What is being asked
Any picture must be dropped, but each line of the data should be duplicated exactly.

Available data
★ ★ ★ ★ ★ ★ ★

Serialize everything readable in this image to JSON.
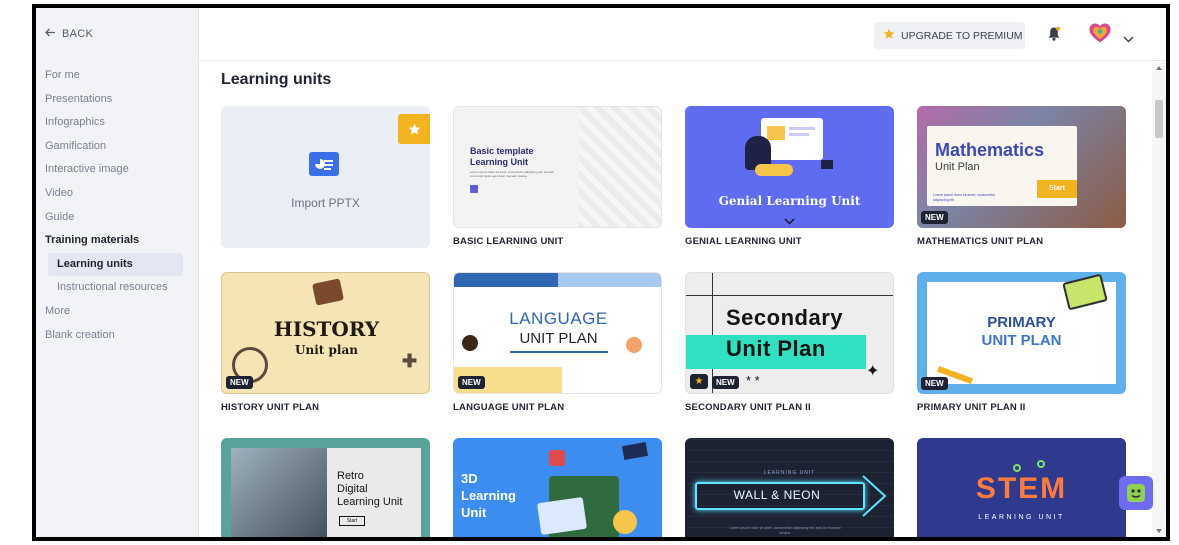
{
  "sidebar": {
    "back_label": "BACK",
    "items": [
      {
        "label": "For me"
      },
      {
        "label": "Presentations"
      },
      {
        "label": "Infographics"
      },
      {
        "label": "Gamification"
      },
      {
        "label": "Interactive image"
      },
      {
        "label": "Video"
      },
      {
        "label": "Guide"
      },
      {
        "label": "Training materials"
      },
      {
        "label": "Learning units"
      },
      {
        "label": "Instructional resources"
      },
      {
        "label": "More"
      },
      {
        "label": "Blank creation"
      }
    ]
  },
  "topbar": {
    "upgrade_label": "UPGRADE TO PREMIUM",
    "icons": [
      "star-icon",
      "bell-icon",
      "avatar-heart-icon",
      "chevron-down-icon"
    ]
  },
  "main": {
    "title": "Learning units",
    "import_label": "Import PPTX",
    "new_tag": "NEW",
    "cards": [
      {
        "caption": "BASIC LEARNING UNIT",
        "thumb_title": "Basic template",
        "thumb_subtitle": "Learning Unit",
        "thumb_body": "Lorem ipsum dolor sit amet, consectetur adipiscing elit. Aenean commodo ligula eget dolor. Aenean massa."
      },
      {
        "caption": "GENIAL LEARNING UNIT",
        "thumb_title": "Genial Learning Unit"
      },
      {
        "caption": "MATHEMATICS UNIT PLAN",
        "thumb_title": "Mathematics",
        "thumb_subtitle": "Unit Plan",
        "thumb_button": "Start",
        "thumb_body": "Lorem ipsum dolor sit amet, consectetur adipiscing elit"
      },
      {
        "caption": "HISTORY UNIT PLAN",
        "thumb_title": "HISTORY",
        "thumb_subtitle": "Unit plan"
      },
      {
        "caption": "LANGUAGE UNIT PLAN",
        "thumb_title": "LANGUAGE",
        "thumb_subtitle": "UNIT PLAN"
      },
      {
        "caption": "SECONDARY UNIT PLAN II",
        "thumb_title": "Secondary",
        "thumb_subtitle": "Unit Plan"
      },
      {
        "caption": "PRIMARY UNIT PLAN II",
        "thumb_title": "PRIMARY",
        "thumb_subtitle": "UNIT PLAN"
      },
      {
        "caption": "",
        "thumb_title": "Retro",
        "thumb_subtitle": "Digital",
        "thumb_line3": "Learning Unit",
        "thumb_button": "Start"
      },
      {
        "caption": "",
        "thumb_title": "3D",
        "thumb_subtitle": "Learning",
        "thumb_line3": "Unit"
      },
      {
        "caption": "",
        "thumb_kicker": "LEARNING UNIT",
        "thumb_title": "WALL & NEON",
        "thumb_body": "Lorem ipsum dolor sit amet, consectetur adipiscing elit, sed do eiusmod tempor"
      },
      {
        "caption": "",
        "thumb_title": "STEM",
        "thumb_subtitle": "LEARNING UNIT"
      }
    ]
  },
  "colors": {
    "accent": "#f2b320",
    "sidebar_bg": "#f1f3f7",
    "active_bg": "#e3e6f3",
    "genial_bg": "#5f6cf0",
    "stem_bg": "#2f3a8f"
  }
}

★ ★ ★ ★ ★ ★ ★

The completed task
Serialize everything readable in this image to JSON.
{
  "sidebar": {
    "back_label": "BACK",
    "items": [
      {
        "label": "For me"
      },
      {
        "label": "Presentations"
      },
      {
        "label": "Infographics"
      },
      {
        "label": "Gamification"
      },
      {
        "label": "Interactive image"
      },
      {
        "label": "Video"
      },
      {
        "label": "Guide"
      },
      {
        "label": "Training materials"
      },
      {
        "label": "Learning units"
      },
      {
        "label": "Instructional resources"
      },
      {
        "label": "More"
      },
      {
        "label": "Blank creation"
      }
    ]
  },
  "topbar": {
    "upgrade_label": "UPGRADE TO PREMIUM",
    "icons": [
      "star-icon",
      "bell-icon",
      "avatar-heart-icon",
      "chevron-down-icon"
    ]
  },
  "main": {
    "title": "Learning units",
    "import_label": "Import PPTX",
    "new_tag": "NEW",
    "cards": [
      {
        "caption": "BASIC LEARNING UNIT",
        "thumb_title": "Basic template",
        "thumb_subtitle": "Learning Unit",
        "thumb_body": "Lorem ipsum dolor sit amet, consectetur adipiscing elit. Aenean commodo ligula eget dolor. Aenean massa."
      },
      {
        "caption": "GENIAL LEARNING UNIT",
        "thumb_title": "Genial Learning Unit"
      },
      {
        "caption": "MATHEMATICS UNIT PLAN",
        "thumb_title": "Mathematics",
        "thumb_subtitle": "Unit Plan",
        "thumb_button": "Start",
        "thumb_body": "Lorem ipsum dolor sit amet, consectetur adipiscing elit"
      },
      {
        "caption": "HISTORY UNIT PLAN",
        "thumb_title": "HISTORY",
        "thumb_subtitle": "Unit plan"
      },
      {
        "caption": "LANGUAGE UNIT PLAN",
        "thumb_title": "LANGUAGE",
        "thumb_subtitle": "UNIT PLAN"
      },
      {
        "caption": "SECONDARY UNIT PLAN II",
        "thumb_title": "Secondary",
        "thumb_subtitle": "Unit Plan"
      },
      {
        "caption": "PRIMARY UNIT PLAN II",
        "thumb_title": "PRIMARY",
        "thumb_subtitle": "UNIT PLAN"
      },
      {
        "caption": "",
        "thumb_title": "Retro",
        "thumb_subtitle": "Digital",
        "thumb_line3": "Learning Unit",
        "thumb_button": "Start"
      },
      {
        "caption": "",
        "thumb_title": "3D",
        "thumb_subtitle": "Learning",
        "thumb_line3": "Unit"
      },
      {
        "caption": "",
        "thumb_kicker": "LEARNING UNIT",
        "thumb_title": "WALL & NEON",
        "thumb_body": "Lorem ipsum dolor sit amet, consectetur adipiscing elit, sed do eiusmod tempor"
      },
      {
        "caption": "",
        "thumb_title": "STEM",
        "thumb_subtitle": "LEARNING UNIT"
      }
    ]
  },
  "colors": {
    "accent": "#f2b320",
    "sidebar_bg": "#f1f3f7",
    "active_bg": "#e3e6f3",
    "genial_bg": "#5f6cf0",
    "stem_bg": "#2f3a8f"
  }
}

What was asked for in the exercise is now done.